Start of Block

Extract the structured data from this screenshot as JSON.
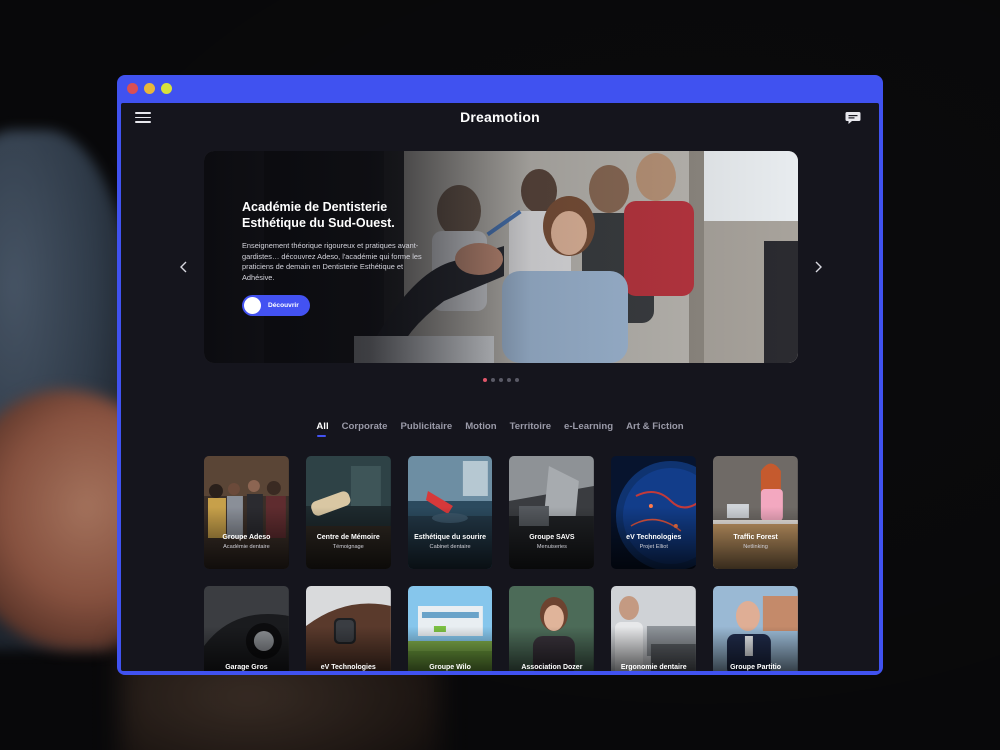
{
  "app": {
    "brand": "Dreamotion",
    "icons": {
      "menu": "hamburger-menu-icon",
      "chat": "chat-bubble-icon"
    },
    "accent_color": "#4352f2"
  },
  "hero": {
    "title": "Académie de Dentisterie Esthétique du Sud-Ouest.",
    "description": "Enseignement théorique rigoureux et pratiques avant-gardistes… découvrez Adeso, l'académie qui forme les praticiens de demain en Dentisterie Esthétique et Adhésive.",
    "cta_label": "Découvrir",
    "slide_count": 5,
    "active_slide": 1
  },
  "filters": [
    {
      "label": "All",
      "active": true
    },
    {
      "label": "Corporate",
      "active": false
    },
    {
      "label": "Publicitaire",
      "active": false
    },
    {
      "label": "Motion",
      "active": false
    },
    {
      "label": "Territoire",
      "active": false
    },
    {
      "label": "e-Learning",
      "active": false
    },
    {
      "label": "Art & Fiction",
      "active": false
    }
  ],
  "projects_row1": [
    {
      "title": "Groupe Adeso",
      "subtitle": "Académie dentaire"
    },
    {
      "title": "Centre de Mémoire",
      "subtitle": "Témoignage"
    },
    {
      "title": "Esthétique du sourire",
      "subtitle": "Cabinet dentaire"
    },
    {
      "title": "Groupe SAVS",
      "subtitle": "Menuiseries"
    },
    {
      "title": "eV Technologies",
      "subtitle": "Projet Elliot"
    },
    {
      "title": "Traffic Forest",
      "subtitle": "Netlinking"
    }
  ],
  "projects_row2": [
    {
      "title": "Garage Gros"
    },
    {
      "title": "eV Technologies"
    },
    {
      "title": "Groupe Wilo"
    },
    {
      "title": "Association Dozer"
    },
    {
      "title": "Ergonomie dentaire"
    },
    {
      "title": "Groupe Partitio"
    }
  ]
}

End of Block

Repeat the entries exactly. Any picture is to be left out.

**PROBLEM SOLUTION**:
Extract the structured data from this screenshot as JSON.
{
  "app": {
    "brand": "Dreamotion",
    "icons": {
      "menu": "hamburger-menu-icon",
      "chat": "chat-bubble-icon"
    },
    "accent_color": "#4352f2"
  },
  "hero": {
    "title": "Académie de Dentisterie Esthétique du Sud-Ouest.",
    "description": "Enseignement théorique rigoureux et pratiques avant-gardistes… découvrez Adeso, l'académie qui forme les praticiens de demain en Dentisterie Esthétique et Adhésive.",
    "cta_label": "Découvrir",
    "slide_count": 5,
    "active_slide": 1
  },
  "filters": [
    {
      "label": "All",
      "active": true
    },
    {
      "label": "Corporate",
      "active": false
    },
    {
      "label": "Publicitaire",
      "active": false
    },
    {
      "label": "Motion",
      "active": false
    },
    {
      "label": "Territoire",
      "active": false
    },
    {
      "label": "e-Learning",
      "active": false
    },
    {
      "label": "Art & Fiction",
      "active": false
    }
  ],
  "projects_row1": [
    {
      "title": "Groupe Adeso",
      "subtitle": "Académie dentaire"
    },
    {
      "title": "Centre de Mémoire",
      "subtitle": "Témoignage"
    },
    {
      "title": "Esthétique du sourire",
      "subtitle": "Cabinet dentaire"
    },
    {
      "title": "Groupe SAVS",
      "subtitle": "Menuiseries"
    },
    {
      "title": "eV Technologies",
      "subtitle": "Projet Elliot"
    },
    {
      "title": "Traffic Forest",
      "subtitle": "Netlinking"
    }
  ],
  "projects_row2": [
    {
      "title": "Garage Gros"
    },
    {
      "title": "eV Technologies"
    },
    {
      "title": "Groupe Wilo"
    },
    {
      "title": "Association Dozer"
    },
    {
      "title": "Ergonomie dentaire"
    },
    {
      "title": "Groupe Partitio"
    }
  ]
}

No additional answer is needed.